Following your graduate degree program, you'll be required to seek certification for the nurse practitioner specialty area you chose. Certification and licensure requirements vary by state, so be sure to take the steps necessary for your state.

Nurse Practitioner Degree & Education Requirements

There are several educational requirements for becoming a nurse practitioner. The most basic educational requirement that all nurse practitioners must complete is a master's degree in nursing (MSN).

To pursue an MSN, you will first complete an undergraduate nursing program, in the form of an ADN degree, BSN degree, or a bachelor's degree in a related topic. A BSN degree is the most common pathway to earning your MSN degree, but there are several types of MSN programs available, including ADN to MSN bridge programs, which allow students to enter an MSN program with just an ADN degree.

Most MSN programs also require work experience as a registered nurse, so once you earn your undergraduate degree, you should take the National Council Licensure Examination for registered nurses (NCLEX-RN) to become a licensed RN. After completing at least two years working in a registered nurse career, you can apply to an MSN degree program.

Courses for nurse practitioners in MSN programs will include clinical diagnosis, nursing research, nursing management, and clinical pharmacology. Your graduate degree will prepare you for the day-to-day activities associated with a nurse practitioner's job duties.

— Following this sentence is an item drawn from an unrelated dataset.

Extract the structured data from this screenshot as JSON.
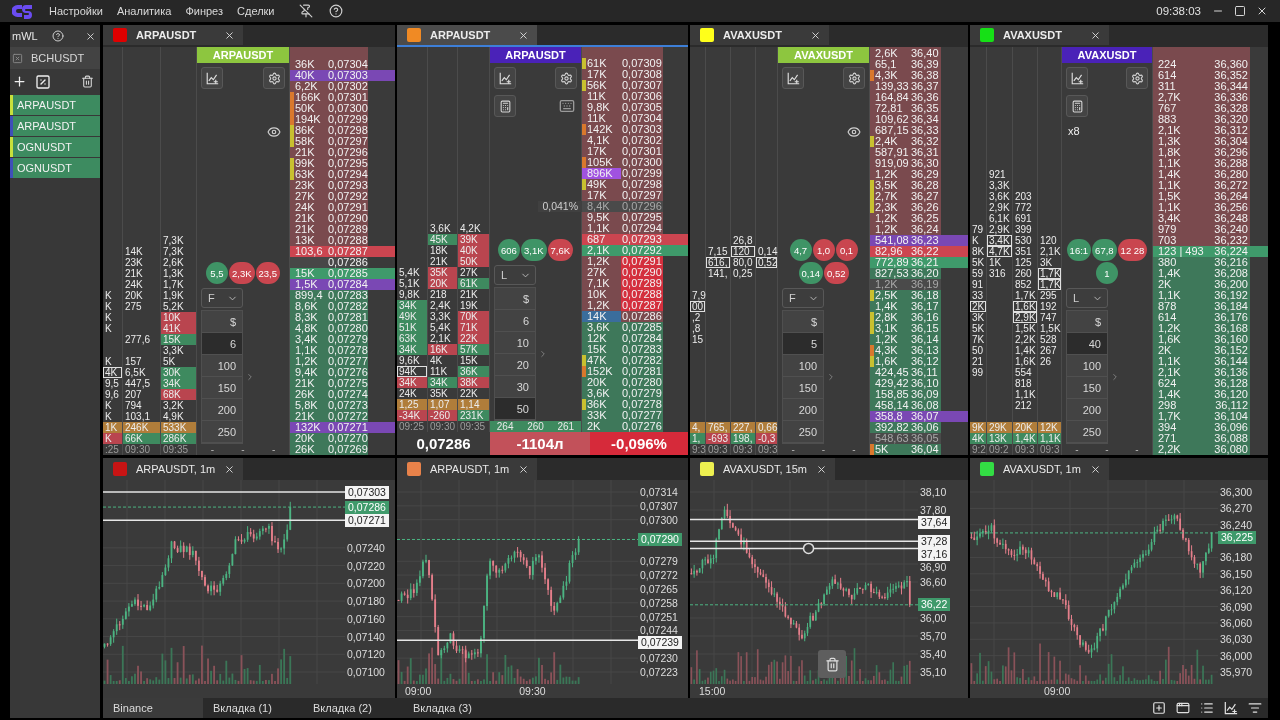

After completing your master's program, you will need to take a certification exam to become a certified nurse practitioner. The exam and certification process will be specific to your chosen specialty. Periodically, you will need to complete NP continuing education requirements in order to maintain your licensure in your state. Continuing education can include study groups, online courses, workshops, or seminars, but all continuing education enhances your understanding of your practice. It also gives you the chance to meet new mentors and learn about cutting edge techniques. Continuing education courses will be mandated by your state or by the American Academy of Nurse Practitioners (AANP). State guidelines for NP continuing education vary, but the required hours generally range from 20 to 30 hours.

Nurse Practitioner Certification

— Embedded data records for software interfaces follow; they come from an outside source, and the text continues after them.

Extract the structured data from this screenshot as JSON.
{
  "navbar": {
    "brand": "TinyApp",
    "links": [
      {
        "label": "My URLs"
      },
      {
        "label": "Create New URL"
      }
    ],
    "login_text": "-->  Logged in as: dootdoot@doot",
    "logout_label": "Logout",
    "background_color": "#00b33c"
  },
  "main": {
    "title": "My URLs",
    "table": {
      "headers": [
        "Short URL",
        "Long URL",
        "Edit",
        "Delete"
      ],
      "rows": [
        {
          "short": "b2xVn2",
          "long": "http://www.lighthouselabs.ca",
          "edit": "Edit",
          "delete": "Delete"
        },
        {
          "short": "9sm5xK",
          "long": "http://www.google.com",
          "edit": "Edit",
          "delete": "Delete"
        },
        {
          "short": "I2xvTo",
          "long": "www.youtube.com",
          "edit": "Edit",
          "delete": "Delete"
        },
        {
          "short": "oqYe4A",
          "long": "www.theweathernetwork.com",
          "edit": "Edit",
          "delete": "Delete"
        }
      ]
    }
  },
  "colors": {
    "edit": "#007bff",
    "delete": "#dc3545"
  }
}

As mentioned, after you complete your master's program, you will take an exam given by a nurse practitioner certification body. There are several different certification exams to choose from, depending on your desired NP specialty. For instance, you might choose to take the family nurse practitioner certification exam and receive your FNP-BC credential.

To become a certified nurse practitioner, you will need pass a certification exam, where you demonstrate nursing knowledge, given by one of several nurse practitioner certification bodies. Certification providers include:

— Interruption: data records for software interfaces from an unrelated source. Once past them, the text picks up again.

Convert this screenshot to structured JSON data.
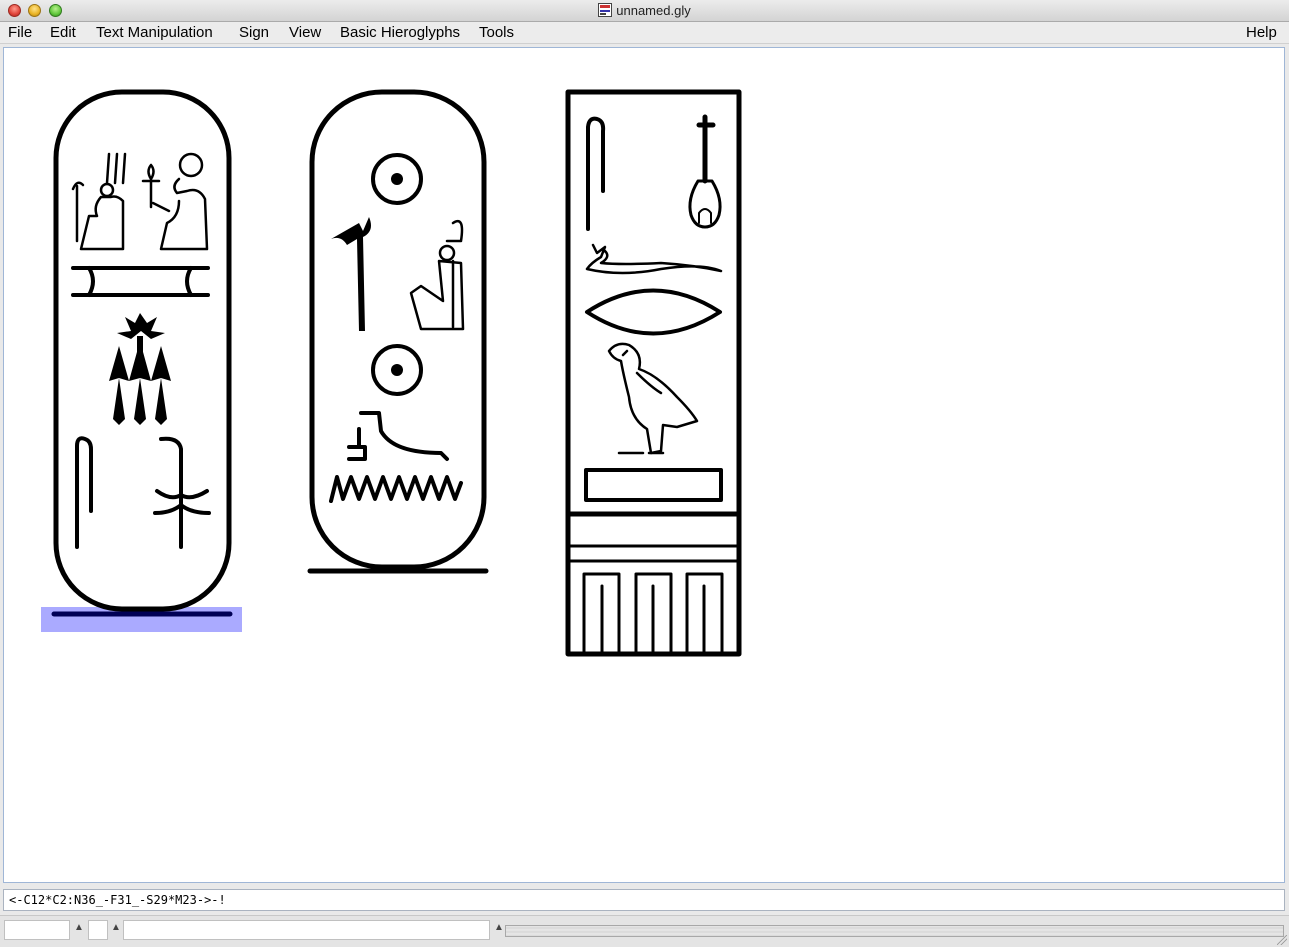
{
  "window": {
    "title": "unnamed.gly"
  },
  "menu": [
    "File",
    "Edit",
    "Text Manipulation",
    "Sign",
    "View",
    "Basic Hieroglyphs",
    "Tools",
    "Help"
  ],
  "code_line": "<-C12*C2:N36_-F31_-S29*M23->-!",
  "status": {
    "field1": "",
    "field2": "",
    "field3": ""
  },
  "colors": {
    "selection": "#aaaaff",
    "canvas_border": "#9fb6d6"
  },
  "glyph_groups": [
    {
      "name": "cartouche-1",
      "signs": [
        "C12",
        "C2",
        "N36",
        "M16",
        "Z1",
        "M23"
      ],
      "selected": true
    },
    {
      "name": "cartouche-2",
      "signs": [
        "N5",
        "F20",
        "C10",
        "N5",
        "D36",
        "N35"
      ]
    },
    {
      "name": "serekh",
      "signs": [
        "Z1",
        "S29",
        "I10",
        "D21",
        "G1",
        "N35"
      ]
    }
  ]
}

  • American Nurses Credentialing Center (ANCC)
  • Pediatric Nursing Certification Board (PNCB)
  • National Certification Corporation (NCC)
  • American Academy of Nurse Practitioners Certification Program (AANPCP)
  • American Association of Critical Care Nurses (AACN)
  • Oncology Nursing Certification Corporation (ONCC)

The certification body you choose will depend on the nursing specialization you studied and what state you reside in, as the certification bodies are not all recognized nationally. Certification must be renewed periodically, and different certification bodies have different renewal requirements.

Certification Body NP Certifications Awarded Recertification
ANCC - Acute Care NP
- Adult NP
- Adult-Gerontology Acute Care NP
- Adult-Gerontology Primary Care NP
- Emergency NP
- Family NP
- Gerontological NP
- Pediatric NP
- Adult Psychiatric & Mental Health NP
- Psychiatric & Mental Health NP
- School NP
Every 5 years
PNCB - Acute Care Pediatric NP
- Primary Care Pediatric NP
Every year, with additional update requirements every 7 years
NCC - Neonatal NP
- Women's Health OB/GYN NP
Every 3 years
AANPCP - Adult-Gerontology Primary Care NP
- Emergency NP
- Family NP
Every 5 years
AACN - Adult-Gerontology Acute Care NP Every 5 years
ONCC - Advanced Oncology Certified NP Every 4 years